__Data shown__:
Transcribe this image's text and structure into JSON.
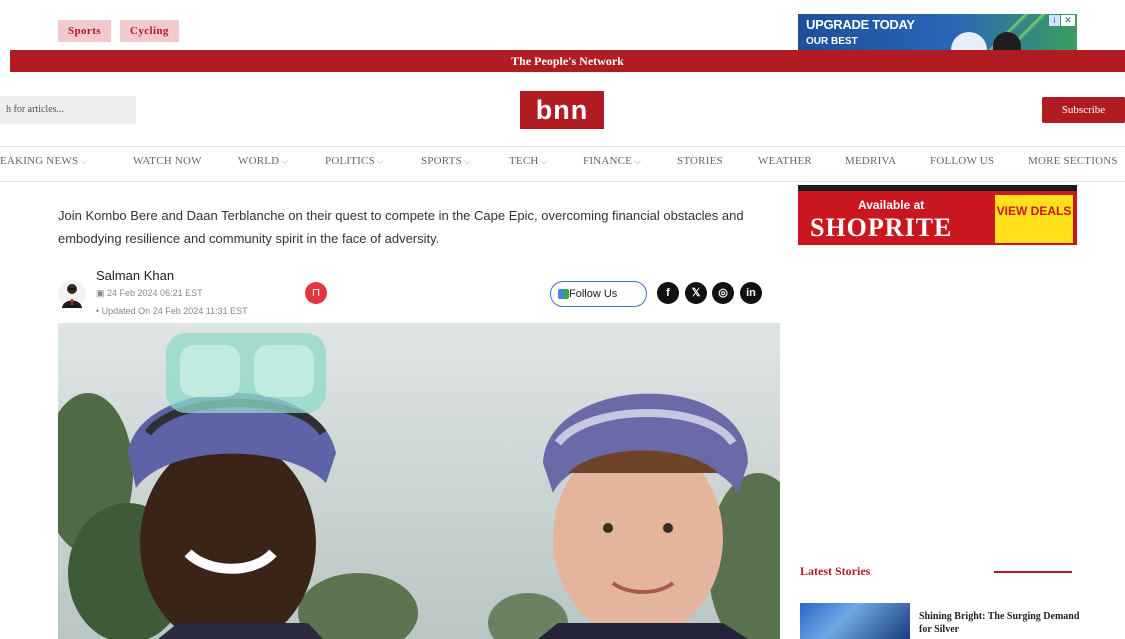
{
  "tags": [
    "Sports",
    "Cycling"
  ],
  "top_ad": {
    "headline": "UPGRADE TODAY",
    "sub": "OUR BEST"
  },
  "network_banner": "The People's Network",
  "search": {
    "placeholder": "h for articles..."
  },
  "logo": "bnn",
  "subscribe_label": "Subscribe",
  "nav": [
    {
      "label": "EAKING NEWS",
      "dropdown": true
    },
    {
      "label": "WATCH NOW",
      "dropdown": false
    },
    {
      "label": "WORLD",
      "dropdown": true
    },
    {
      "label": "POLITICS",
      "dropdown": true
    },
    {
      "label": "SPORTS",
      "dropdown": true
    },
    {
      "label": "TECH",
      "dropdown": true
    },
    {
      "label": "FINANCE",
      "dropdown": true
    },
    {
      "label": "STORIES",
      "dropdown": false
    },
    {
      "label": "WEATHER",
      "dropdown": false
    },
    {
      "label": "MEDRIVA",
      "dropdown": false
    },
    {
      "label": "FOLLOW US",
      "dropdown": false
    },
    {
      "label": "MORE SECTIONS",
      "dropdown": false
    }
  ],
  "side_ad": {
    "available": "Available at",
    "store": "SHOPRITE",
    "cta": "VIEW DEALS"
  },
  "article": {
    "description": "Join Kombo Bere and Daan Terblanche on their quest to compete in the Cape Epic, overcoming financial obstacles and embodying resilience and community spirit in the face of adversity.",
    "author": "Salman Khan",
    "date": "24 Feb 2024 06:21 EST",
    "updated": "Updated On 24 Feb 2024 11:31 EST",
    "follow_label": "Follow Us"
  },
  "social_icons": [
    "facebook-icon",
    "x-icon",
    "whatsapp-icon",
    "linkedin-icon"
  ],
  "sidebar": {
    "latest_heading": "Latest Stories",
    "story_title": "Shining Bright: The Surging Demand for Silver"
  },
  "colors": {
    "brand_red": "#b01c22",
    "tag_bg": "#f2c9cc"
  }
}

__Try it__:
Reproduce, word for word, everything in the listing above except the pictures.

__Written solution__:
Transcribe this image's text and structure into JSON.
{
  "tags": [
    "Sports",
    "Cycling"
  ],
  "top_ad": {
    "headline": "UPGRADE TODAY",
    "sub": "OUR BEST"
  },
  "network_banner": "The People's Network",
  "search": {
    "placeholder": "h for articles..."
  },
  "logo": "bnn",
  "subscribe_label": "Subscribe",
  "nav": [
    {
      "label": "EAKING NEWS",
      "dropdown": true
    },
    {
      "label": "WATCH NOW",
      "dropdown": false
    },
    {
      "label": "WORLD",
      "dropdown": true
    },
    {
      "label": "POLITICS",
      "dropdown": true
    },
    {
      "label": "SPORTS",
      "dropdown": true
    },
    {
      "label": "TECH",
      "dropdown": true
    },
    {
      "label": "FINANCE",
      "dropdown": true
    },
    {
      "label": "STORIES",
      "dropdown": false
    },
    {
      "label": "WEATHER",
      "dropdown": false
    },
    {
      "label": "MEDRIVA",
      "dropdown": false
    },
    {
      "label": "FOLLOW US",
      "dropdown": false
    },
    {
      "label": "MORE SECTIONS",
      "dropdown": false
    }
  ],
  "side_ad": {
    "available": "Available at",
    "store": "SHOPRITE",
    "cta": "VIEW DEALS"
  },
  "article": {
    "description": "Join Kombo Bere and Daan Terblanche on their quest to compete in the Cape Epic, overcoming financial obstacles and embodying resilience and community spirit in the face of adversity.",
    "author": "Salman Khan",
    "date": "24 Feb 2024 06:21 EST",
    "updated": "Updated On 24 Feb 2024 11:31 EST",
    "follow_label": "Follow Us"
  },
  "social_icons": [
    "facebook-icon",
    "x-icon",
    "whatsapp-icon",
    "linkedin-icon"
  ],
  "sidebar": {
    "latest_heading": "Latest Stories",
    "story_title": "Shining Bright: The Surging Demand for Silver"
  },
  "colors": {
    "brand_red": "#b01c22",
    "tag_bg": "#f2c9cc"
  }
}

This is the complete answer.